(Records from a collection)
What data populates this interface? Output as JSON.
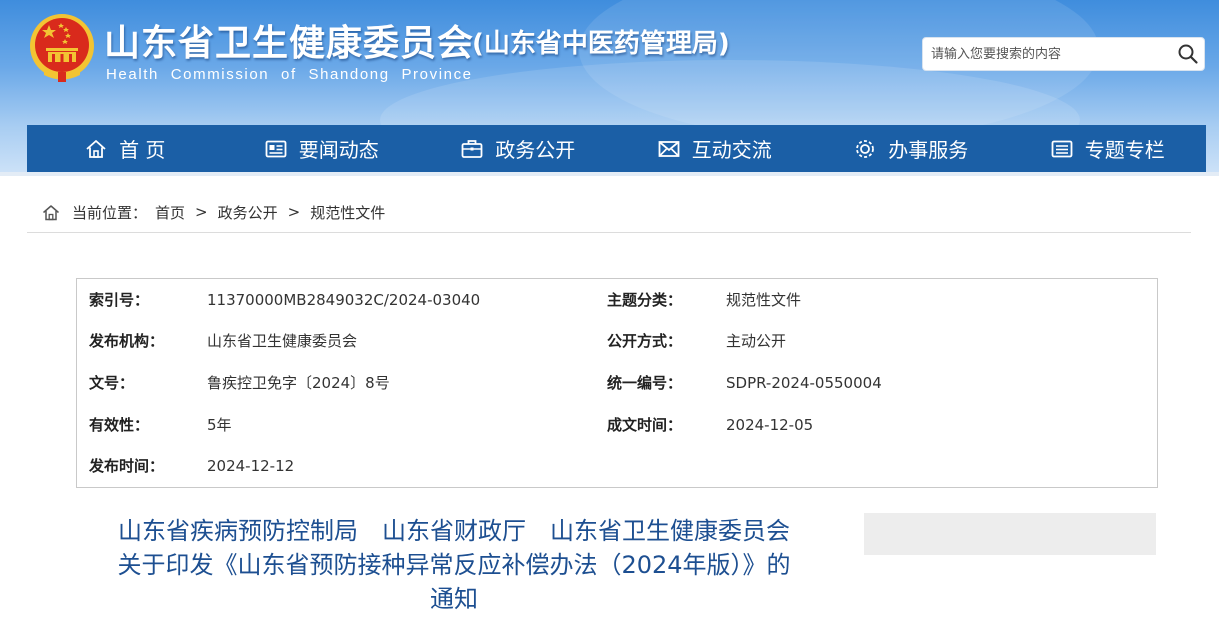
{
  "header": {
    "title": "山东省卫生健康委员会",
    "subtitle": "(山东省中医药管理局)",
    "english": "Health Commission of Shandong Province",
    "colors": {
      "nav": "#1b5fa6",
      "title": "#ffffff",
      "doc_title": "#1d4f91",
      "emblem_red": "#d92a1c",
      "emblem_gold": "#f3c433"
    }
  },
  "search": {
    "placeholder": "请输入您要搜索的内容",
    "value": "",
    "icon": "search-icon"
  },
  "nav": {
    "items": [
      {
        "label": "首 页",
        "icon": "home-icon"
      },
      {
        "label": "要闻动态",
        "icon": "news-icon"
      },
      {
        "label": "政务公开",
        "icon": "briefcase-icon"
      },
      {
        "label": "互动交流",
        "icon": "mail-icon"
      },
      {
        "label": "办事服务",
        "icon": "service-icon"
      },
      {
        "label": "专题专栏",
        "icon": "list-icon"
      }
    ]
  },
  "breadcrumb": {
    "label": "当前位置：",
    "items": [
      "首页",
      "政务公开",
      "规范性文件"
    ],
    "separator": ">"
  },
  "meta": {
    "index_no": {
      "key": "索引号：",
      "value": "11370000MB2849032C/2024-03040"
    },
    "topic": {
      "key": "主题分类：",
      "value": "规范性文件"
    },
    "publisher": {
      "key": "发布机构：",
      "value": "山东省卫生健康委员会"
    },
    "open_mode": {
      "key": "公开方式：",
      "value": "主动公开"
    },
    "doc_no": {
      "key": "文号：",
      "value": "鲁疾控卫免字〔2024〕8号"
    },
    "unified_no": {
      "key": "统一编号：",
      "value": "SDPR-2024-0550004"
    },
    "validity": {
      "key": "有效性：",
      "value": "5年"
    },
    "created": {
      "key": "成文时间：",
      "value": "2024-12-05"
    },
    "published": {
      "key": "发布时间：",
      "value": "2024-12-12"
    }
  },
  "document": {
    "title_line1": "山东省疾病预防控制局　山东省财政厅　山东省卫生健康委员会",
    "title_line2": "关于印发《山东省预防接种异常反应补偿办法（2024年版）》的",
    "title_line3": "通知"
  }
}
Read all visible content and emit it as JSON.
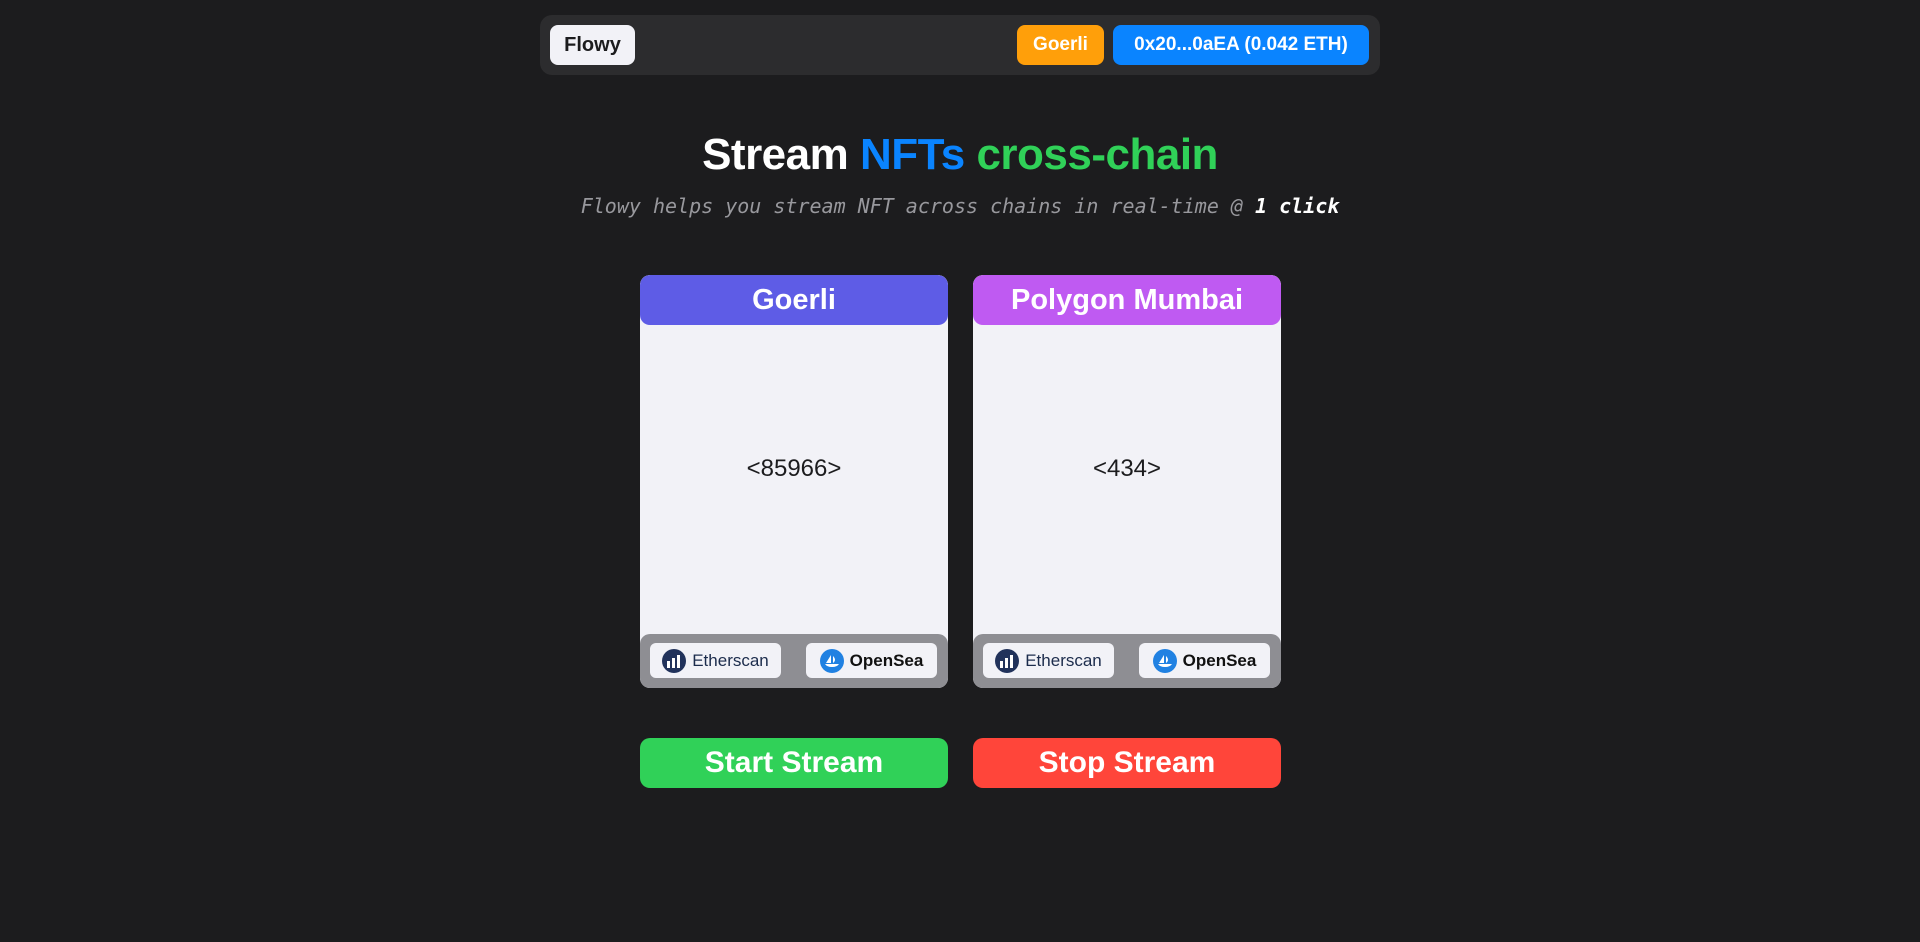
{
  "navbar": {
    "brand_label": "Flowy",
    "network_label": "Goerli",
    "account_label": "0x20...0aEA (0.042 ETH)"
  },
  "hero": {
    "title_part1": "Stream ",
    "title_part2": "NFTs",
    "title_part3": " cross-chain",
    "tagline_main": "Flowy helps you stream NFT across chains in real-time @ ",
    "tagline_emphasis": "1 click"
  },
  "cards": [
    {
      "chain": "Goerli",
      "token_id": "<85966>",
      "links": {
        "explorer": "Etherscan",
        "market": "OpenSea"
      }
    },
    {
      "chain": "Polygon Mumbai",
      "token_id": "<434>",
      "links": {
        "explorer": "Etherscan",
        "market": "OpenSea"
      }
    }
  ],
  "actions": {
    "start_label": "Start Stream",
    "stop_label": "Stop Stream"
  },
  "colors": {
    "background": "#1c1c1e",
    "navbar": "#2c2c2e",
    "network": "#ff9f0a",
    "account": "#0a84ff",
    "goerli_header": "#5e5ce6",
    "mumbai_header": "#bf5af2",
    "start": "#30d158",
    "stop": "#ff453a"
  },
  "icons": {
    "etherscan": "etherscan-icon",
    "opensea": "opensea-icon"
  }
}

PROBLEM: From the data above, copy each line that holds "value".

ANSWER BOX:
    "value": "",
      "value": "11370000MB2849032C/2024-03040"
      "value": "规范性文件"
      "value": "山东省卫生健康委员会"
      "value": "主动公开"
      "value": "鲁疾控卫免字〔2024〕8号"
      "value": "SDPR-2024-0550004"
      "value": "5年"
      "value": "2024-12-05"
      "value": "2024-12-12"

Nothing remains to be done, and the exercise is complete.